== EXERCISE INSTRUCTIONS ==
Go through the data below and copy each line where the word "Output" occurs.

== Interface dataset entries ==
--- START ---
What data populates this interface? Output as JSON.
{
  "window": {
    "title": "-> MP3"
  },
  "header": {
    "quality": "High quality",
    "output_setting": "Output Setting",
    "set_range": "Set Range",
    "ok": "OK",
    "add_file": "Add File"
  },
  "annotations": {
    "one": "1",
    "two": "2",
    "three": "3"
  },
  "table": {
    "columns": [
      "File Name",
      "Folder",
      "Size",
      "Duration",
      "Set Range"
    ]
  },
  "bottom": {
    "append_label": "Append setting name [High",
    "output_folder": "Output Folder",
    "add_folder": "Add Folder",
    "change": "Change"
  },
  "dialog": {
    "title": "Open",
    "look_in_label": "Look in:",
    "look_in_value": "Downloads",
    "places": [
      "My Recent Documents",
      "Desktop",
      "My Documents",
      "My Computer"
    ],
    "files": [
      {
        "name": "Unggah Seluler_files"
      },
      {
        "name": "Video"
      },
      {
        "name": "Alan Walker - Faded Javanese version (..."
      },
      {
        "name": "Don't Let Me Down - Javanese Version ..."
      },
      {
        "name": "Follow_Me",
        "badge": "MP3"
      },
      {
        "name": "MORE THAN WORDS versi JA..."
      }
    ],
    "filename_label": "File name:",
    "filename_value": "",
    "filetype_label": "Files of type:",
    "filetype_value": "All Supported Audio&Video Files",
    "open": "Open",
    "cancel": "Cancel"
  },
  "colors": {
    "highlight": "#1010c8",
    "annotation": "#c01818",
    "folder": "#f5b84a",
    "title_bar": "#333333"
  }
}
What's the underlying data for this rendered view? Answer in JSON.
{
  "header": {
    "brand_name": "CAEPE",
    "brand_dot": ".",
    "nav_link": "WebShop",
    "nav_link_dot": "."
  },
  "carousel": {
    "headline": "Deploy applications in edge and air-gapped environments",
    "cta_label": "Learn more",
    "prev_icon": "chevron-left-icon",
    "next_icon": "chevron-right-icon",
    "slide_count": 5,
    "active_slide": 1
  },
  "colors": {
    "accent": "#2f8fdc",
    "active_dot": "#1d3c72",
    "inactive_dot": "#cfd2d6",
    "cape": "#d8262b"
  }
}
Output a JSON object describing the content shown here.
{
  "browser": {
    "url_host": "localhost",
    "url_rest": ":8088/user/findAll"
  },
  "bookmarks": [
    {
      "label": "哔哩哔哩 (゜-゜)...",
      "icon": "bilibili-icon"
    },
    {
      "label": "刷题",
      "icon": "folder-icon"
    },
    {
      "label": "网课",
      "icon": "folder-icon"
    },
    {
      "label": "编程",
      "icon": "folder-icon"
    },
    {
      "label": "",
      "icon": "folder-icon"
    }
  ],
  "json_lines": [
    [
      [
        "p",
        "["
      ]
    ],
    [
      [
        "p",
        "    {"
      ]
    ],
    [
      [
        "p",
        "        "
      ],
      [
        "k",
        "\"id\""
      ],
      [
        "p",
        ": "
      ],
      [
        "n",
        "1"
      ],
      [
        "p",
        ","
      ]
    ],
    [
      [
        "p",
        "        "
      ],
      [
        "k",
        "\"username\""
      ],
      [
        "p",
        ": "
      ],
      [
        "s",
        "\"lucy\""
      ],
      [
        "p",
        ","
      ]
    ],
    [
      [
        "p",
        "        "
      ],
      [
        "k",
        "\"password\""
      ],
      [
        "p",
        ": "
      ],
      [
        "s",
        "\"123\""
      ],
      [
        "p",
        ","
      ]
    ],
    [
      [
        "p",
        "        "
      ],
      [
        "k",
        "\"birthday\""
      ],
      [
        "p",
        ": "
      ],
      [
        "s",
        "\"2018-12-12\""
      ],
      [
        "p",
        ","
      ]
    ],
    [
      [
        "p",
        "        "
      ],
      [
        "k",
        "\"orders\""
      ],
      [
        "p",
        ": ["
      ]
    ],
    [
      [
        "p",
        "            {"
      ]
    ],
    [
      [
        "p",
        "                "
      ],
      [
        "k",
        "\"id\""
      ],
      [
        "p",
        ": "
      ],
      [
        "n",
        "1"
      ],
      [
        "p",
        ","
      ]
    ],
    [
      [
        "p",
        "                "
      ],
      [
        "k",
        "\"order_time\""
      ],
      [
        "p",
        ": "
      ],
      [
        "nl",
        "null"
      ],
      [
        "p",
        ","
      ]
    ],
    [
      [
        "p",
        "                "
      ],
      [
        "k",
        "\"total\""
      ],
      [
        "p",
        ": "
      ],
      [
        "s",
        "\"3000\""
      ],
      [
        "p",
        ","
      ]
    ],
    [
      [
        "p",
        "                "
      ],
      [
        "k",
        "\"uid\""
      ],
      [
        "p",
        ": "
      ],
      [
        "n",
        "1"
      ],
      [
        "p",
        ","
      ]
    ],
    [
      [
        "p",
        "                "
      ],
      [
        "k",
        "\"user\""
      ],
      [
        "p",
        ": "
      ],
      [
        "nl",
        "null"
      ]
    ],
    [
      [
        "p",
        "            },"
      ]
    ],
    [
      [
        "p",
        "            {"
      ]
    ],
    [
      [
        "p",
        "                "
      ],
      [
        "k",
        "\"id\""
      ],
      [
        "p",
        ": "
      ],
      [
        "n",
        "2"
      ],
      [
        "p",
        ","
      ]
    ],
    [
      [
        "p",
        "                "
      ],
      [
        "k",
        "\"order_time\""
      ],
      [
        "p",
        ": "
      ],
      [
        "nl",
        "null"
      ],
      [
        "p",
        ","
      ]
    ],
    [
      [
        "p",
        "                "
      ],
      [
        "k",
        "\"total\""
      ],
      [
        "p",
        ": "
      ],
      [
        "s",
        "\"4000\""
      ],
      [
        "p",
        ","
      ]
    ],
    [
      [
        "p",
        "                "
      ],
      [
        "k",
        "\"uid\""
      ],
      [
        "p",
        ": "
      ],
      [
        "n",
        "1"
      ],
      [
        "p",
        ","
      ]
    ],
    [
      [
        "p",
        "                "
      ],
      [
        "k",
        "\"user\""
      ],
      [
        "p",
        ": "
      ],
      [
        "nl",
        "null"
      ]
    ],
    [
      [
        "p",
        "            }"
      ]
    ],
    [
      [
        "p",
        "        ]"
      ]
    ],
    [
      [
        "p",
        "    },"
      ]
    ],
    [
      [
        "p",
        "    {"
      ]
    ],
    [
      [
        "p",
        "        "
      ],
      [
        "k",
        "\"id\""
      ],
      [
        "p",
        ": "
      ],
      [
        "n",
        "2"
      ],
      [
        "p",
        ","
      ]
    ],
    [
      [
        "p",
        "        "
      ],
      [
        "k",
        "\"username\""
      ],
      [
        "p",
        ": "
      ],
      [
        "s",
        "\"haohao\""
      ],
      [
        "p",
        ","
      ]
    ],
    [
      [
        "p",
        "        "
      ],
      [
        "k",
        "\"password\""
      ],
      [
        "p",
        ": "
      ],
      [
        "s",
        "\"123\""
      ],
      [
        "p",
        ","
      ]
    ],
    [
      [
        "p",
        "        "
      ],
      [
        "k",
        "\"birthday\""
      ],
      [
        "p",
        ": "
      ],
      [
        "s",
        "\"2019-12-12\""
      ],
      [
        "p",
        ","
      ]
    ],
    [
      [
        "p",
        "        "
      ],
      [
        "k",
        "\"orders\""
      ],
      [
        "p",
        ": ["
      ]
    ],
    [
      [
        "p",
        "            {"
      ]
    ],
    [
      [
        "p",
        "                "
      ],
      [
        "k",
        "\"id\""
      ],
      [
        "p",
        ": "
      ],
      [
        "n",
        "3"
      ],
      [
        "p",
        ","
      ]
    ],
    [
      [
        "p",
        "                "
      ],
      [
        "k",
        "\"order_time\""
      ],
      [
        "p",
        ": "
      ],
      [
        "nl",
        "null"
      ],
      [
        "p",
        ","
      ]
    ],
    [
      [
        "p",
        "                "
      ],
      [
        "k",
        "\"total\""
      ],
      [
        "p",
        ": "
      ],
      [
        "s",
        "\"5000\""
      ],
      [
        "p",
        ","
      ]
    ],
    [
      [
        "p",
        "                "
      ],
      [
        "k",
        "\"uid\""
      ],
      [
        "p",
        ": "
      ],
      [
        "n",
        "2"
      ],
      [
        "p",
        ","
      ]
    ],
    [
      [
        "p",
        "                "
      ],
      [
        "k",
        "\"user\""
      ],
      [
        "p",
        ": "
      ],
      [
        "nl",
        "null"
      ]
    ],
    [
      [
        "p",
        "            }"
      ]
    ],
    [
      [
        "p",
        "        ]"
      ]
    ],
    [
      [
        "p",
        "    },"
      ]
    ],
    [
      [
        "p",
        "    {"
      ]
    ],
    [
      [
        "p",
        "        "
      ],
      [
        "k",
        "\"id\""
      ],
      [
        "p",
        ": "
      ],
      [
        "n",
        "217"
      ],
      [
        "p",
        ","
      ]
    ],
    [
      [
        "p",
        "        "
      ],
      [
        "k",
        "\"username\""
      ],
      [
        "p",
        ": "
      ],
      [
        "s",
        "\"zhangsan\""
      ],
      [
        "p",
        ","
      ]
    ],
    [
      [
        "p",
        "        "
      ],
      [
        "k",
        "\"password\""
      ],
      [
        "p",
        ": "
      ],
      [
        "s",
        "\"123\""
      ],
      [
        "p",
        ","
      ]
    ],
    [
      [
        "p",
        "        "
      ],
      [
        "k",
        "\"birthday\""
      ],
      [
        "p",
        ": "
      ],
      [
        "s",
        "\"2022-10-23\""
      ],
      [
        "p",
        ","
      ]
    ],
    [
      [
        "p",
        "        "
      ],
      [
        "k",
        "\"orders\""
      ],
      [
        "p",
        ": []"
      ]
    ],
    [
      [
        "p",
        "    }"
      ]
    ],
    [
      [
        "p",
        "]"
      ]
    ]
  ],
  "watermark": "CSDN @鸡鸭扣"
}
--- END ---
== ANSWER TO THE EXERCISE ==
What data populates this interface? Output as JSON.
    "output_setting": "Output Setting",
    "output_folder": "Output Folder",
Output a JSON object describing the content shown here.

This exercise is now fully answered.